*** Information shown Section Begins ***

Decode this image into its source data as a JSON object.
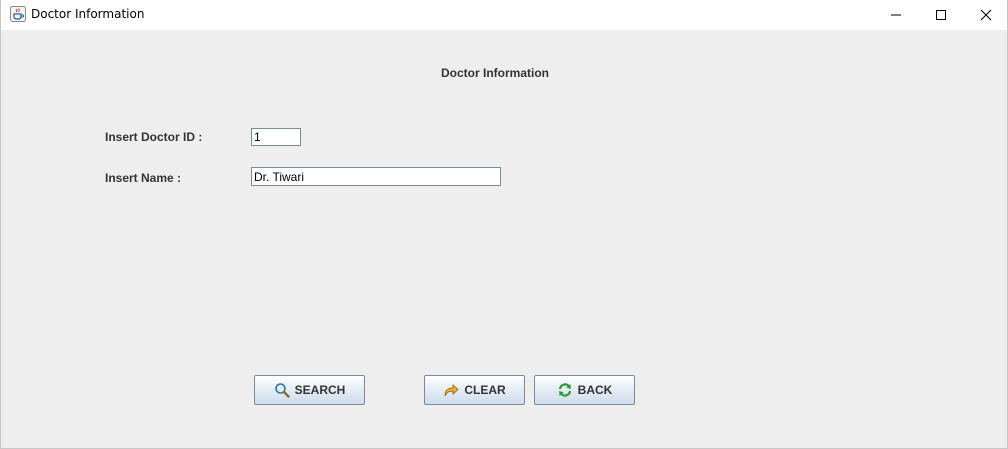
{
  "window": {
    "title": "Doctor Information"
  },
  "form": {
    "heading": "Doctor Information",
    "doctor_id_label": "Insert Doctor ID :",
    "doctor_id_value": "1",
    "name_label": "Insert Name :",
    "name_value": "Dr. Tiwari"
  },
  "buttons": {
    "search": "SEARCH",
    "clear": "CLEAR",
    "back": "BACK"
  },
  "icons": {
    "app": "java-cup-icon",
    "minimize": "minimize-icon",
    "maximize": "maximize-icon",
    "close": "close-icon",
    "search": "magnifier-icon",
    "clear": "redo-arrow-icon",
    "back": "refresh-icon"
  },
  "colors": {
    "background": "#eeeeee",
    "text": "#333333",
    "button_gradient_top": "#ffffff",
    "button_gradient_bottom": "#cfdcea"
  }
}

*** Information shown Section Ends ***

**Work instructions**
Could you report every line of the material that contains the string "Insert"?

**Solution to this exercise**
    "doctor_id_label": "Insert Doctor ID :",
    "name_label": "Insert Name :",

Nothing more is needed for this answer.